Even before COVID-19, growth outside the core was one of the most common issue areas that businesses struggled to solve. It is easy to understand why: organizations develop core identities around the customers they serve and the solutions they experience success delivering. It is a positive feedback loop that eventually results in growth plateaus. Each dollar, point of share, or new customer becomes increasingly competitive.
Driving new growth through pursuit of adjacent opportunity can be challenging for a number of reasons. Internal obstacles – aversion to risk, bureaucratic processes, or lack of discipline – often plague large organizations. External barriers – opaque market dynamics, competitive intensity, or customer preferences – are major stumbling blocks for large and small institutions alike.
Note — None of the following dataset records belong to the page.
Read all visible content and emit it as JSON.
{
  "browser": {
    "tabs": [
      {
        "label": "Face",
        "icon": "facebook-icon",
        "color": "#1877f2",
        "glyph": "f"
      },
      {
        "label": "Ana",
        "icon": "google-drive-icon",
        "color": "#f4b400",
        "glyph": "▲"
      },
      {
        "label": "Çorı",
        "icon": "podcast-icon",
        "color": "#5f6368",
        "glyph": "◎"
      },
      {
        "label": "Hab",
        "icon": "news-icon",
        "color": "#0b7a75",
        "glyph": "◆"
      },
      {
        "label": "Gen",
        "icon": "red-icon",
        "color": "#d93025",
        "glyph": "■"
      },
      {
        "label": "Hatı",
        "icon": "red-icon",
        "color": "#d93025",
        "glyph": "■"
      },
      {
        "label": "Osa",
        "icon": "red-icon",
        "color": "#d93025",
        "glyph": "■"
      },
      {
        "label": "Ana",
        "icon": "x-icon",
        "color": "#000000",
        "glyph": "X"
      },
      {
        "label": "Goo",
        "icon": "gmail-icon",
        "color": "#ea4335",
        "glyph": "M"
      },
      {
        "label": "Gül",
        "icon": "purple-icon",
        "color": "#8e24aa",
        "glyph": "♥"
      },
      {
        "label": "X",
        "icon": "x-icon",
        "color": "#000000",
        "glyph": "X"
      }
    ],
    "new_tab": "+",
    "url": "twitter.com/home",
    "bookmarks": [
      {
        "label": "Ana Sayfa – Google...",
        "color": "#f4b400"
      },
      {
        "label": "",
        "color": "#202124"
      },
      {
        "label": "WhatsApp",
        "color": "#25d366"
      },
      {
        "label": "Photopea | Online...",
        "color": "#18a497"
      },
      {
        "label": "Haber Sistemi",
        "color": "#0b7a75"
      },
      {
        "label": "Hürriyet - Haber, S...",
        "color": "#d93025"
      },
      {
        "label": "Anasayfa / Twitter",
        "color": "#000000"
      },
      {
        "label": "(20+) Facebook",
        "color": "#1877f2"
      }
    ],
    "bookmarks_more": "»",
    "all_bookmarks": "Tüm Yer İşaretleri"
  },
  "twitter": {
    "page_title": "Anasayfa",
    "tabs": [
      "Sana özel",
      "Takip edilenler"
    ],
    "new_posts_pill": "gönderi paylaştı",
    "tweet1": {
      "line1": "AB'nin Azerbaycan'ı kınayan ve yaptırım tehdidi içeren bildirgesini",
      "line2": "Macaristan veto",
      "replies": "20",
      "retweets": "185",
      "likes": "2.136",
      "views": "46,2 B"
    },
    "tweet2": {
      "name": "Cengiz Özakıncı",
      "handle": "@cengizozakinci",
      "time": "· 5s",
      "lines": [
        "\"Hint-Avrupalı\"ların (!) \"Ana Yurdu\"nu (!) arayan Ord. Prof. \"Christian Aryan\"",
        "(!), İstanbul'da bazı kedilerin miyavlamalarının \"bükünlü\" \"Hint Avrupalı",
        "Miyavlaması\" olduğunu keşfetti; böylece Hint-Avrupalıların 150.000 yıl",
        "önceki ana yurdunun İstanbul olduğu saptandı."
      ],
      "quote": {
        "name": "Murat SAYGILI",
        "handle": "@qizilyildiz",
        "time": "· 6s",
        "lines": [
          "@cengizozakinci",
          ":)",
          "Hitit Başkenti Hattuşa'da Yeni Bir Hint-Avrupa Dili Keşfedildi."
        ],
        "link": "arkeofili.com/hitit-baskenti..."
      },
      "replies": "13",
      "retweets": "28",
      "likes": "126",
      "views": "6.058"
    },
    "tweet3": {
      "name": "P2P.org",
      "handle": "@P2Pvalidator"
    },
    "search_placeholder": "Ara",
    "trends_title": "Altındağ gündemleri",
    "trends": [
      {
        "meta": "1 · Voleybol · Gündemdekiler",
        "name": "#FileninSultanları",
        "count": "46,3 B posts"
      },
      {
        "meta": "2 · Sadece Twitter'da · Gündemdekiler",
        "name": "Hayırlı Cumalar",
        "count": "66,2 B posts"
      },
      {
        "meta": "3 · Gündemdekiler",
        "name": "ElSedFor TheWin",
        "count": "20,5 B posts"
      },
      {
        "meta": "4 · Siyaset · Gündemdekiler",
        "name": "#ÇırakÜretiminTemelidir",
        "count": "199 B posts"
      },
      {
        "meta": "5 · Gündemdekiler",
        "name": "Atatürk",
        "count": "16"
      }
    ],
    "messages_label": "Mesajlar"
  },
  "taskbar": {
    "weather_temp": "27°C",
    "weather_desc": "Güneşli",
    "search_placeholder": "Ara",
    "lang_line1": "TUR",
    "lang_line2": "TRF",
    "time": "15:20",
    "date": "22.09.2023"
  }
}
These issues are even more pressing today. For many companies, the cart is way out in front of the horse. It is no longer a question of whether to pursue adjacencies- their hands have been forced. Businesses must now take a considered and strategic approach to how they move forward:
Answering the questions above requires structure and consistency. Organizations require clarity on internal strengths and an understanding of market needs to be successful by working through the thought exercise outlined below:
BCE’s Adjacent Market Framework
Simply starting the process and considering alternate pathways to expand products and services is a step in the right direction. Fully evaluating each option requires careful consideration, customer insights, and competitive analysis just to determine if it is attractive. The second step is rooted in how best to enter, in which geographies, and with what type of business model.
As markets continue to adapt to the post-COVID environment, organizations can gain a competitive advantage by taking a structured approach to identifying and evaluating new opportunities. Leaders must challenge their teams to broaden their thinking around how this new reality will reshape customer needs and which solutions are best positioned for success.